WikiLeaks, the “anonymous” international news-leak publishing site launched in 2006, has caused a stir in the new media, political, and journalism spheres. No, not just a stir. It has started an all-out war, between governments and corporations and so-called “hacktivists” poring for secret information. WikiLeaks founder Julian Assange created the site with the intention to publicize the private–the so-called “inside scoop” of governments and large corporations. Assange claims that top-secret information that can affect society at large could and should be viewable on the Web to everyone; therefore, we have WikiLeaks. On top of all that, in an attempt to uncover more top-secret stories, WikiLeaks has collaborated with some of the top names in media, including the New York Times.
But is all this detective work and scavenging considered real journalism? According to Times reporter David Carr, not so much. He writes, “WikiLeaks has been involved in a fruitful collaboration, a new form of hybrid journalism emerging in the space between so-called hacktivists and mainstream media outlets, but the relationship is an unstable one. WikiLeaks may be willing to play ball with newspapers for now, but the organization does not share the same values or objectives.”
While their ultimate goal on paper may be transparency and getting important info. out to the public, WikiLeaks has a hidden objective as indicated by Assange himself: to expose and to defeat. It may not openly say this, but WikiLeaks is all about the Conspiracy with a capital C. If something fishy is going on, those hackers will go through all means–literally, everything–to uncover it. And that’s just their day jobs.
Since it is not an actual established media organization, WikiLeaks does not have the exact same protections granted by the First Amendment or allowed in other countries. However, it does have certain unalienable rights, that including the right to privacy and the right to protection of free speech. And technically, everything that WikiLeaks is posting is true.
At least, we think so. There is the thought going around that the 2007 release of Collateral Murder, which revealed the U.S. government’s authorization of an airstrike in Baghdad that killed at least 15 innocent people, was edited with a political agenda in mind. Still, with the disclosure of that important clip, WikiLeaks got its message across.
“It has became increasingly apparent that WikiLeaks was changing the way information is released and consumed, questions were raised about the value of traditional journalistic approaches,” Carr also writes.
Andrew Rossi’s Page One, a 2011 documentary film about the New York Times and the new media debate, talks about this idea of rigorous reporting in modern journalism. Tracking the successes and failures of the Times, Rossi shows how even a top-line news publication can struggle to stay relevant and profitable. For instance, the Times has published material from WikiLeaks on its site, encouraging more audience interaction along with new Web strategies and social media.

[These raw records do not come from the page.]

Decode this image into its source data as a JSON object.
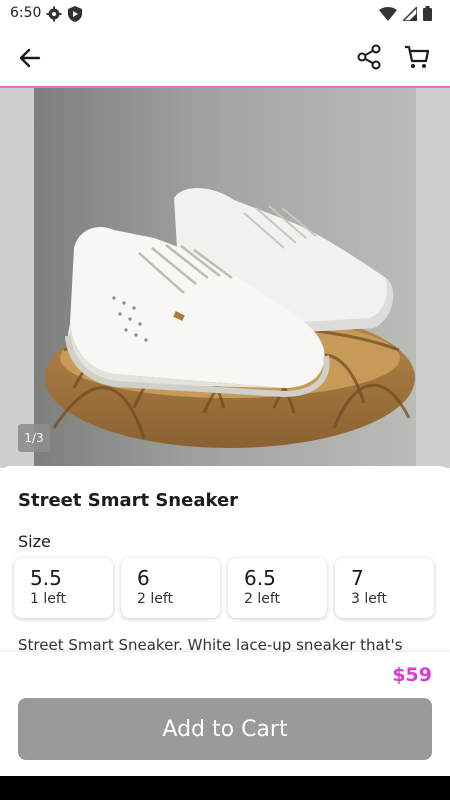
{
  "status_bar": {
    "time": "6:50",
    "left_icons": [
      "gear-icon",
      "shield-icon"
    ],
    "right_icons": [
      "wifi-icon",
      "signal-icon",
      "battery-icon"
    ]
  },
  "app_bar": {
    "back_icon": "arrow-left-icon",
    "share_icon": "share-icon",
    "cart_icon": "cart-icon"
  },
  "gallery": {
    "page_indicator": "1/3",
    "current_image": 1,
    "total_images": 3
  },
  "product": {
    "title": "Street Smart Sneaker",
    "size_label": "Size",
    "sizes": [
      {
        "value": "5.5",
        "stock": "1 left"
      },
      {
        "value": "6",
        "stock": "2 left"
      },
      {
        "value": "6.5",
        "stock": "2 left"
      },
      {
        "value": "7",
        "stock": "3 left"
      }
    ],
    "description": "Street Smart Sneaker. White lace-up sneaker that's"
  },
  "checkout": {
    "price": "$59",
    "add_to_cart_label": "Add to Cart"
  },
  "colors": {
    "accent": "#d93ad1",
    "button_disabled": "#9a9a9a"
  }
}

So, is WikiLeaks considered actual journalism? I would say both yes and no. While I understand its purpose and Assange’s rather anarchist-taste for detective work, I still see many problems with it both politically and for the future: for instance, the “anonymity” of sources and just how well one is protected on the site. Regardless, nothing on the Internet can ever be safe, and WikiLeaks has changed the landscape of investigative reporting forever.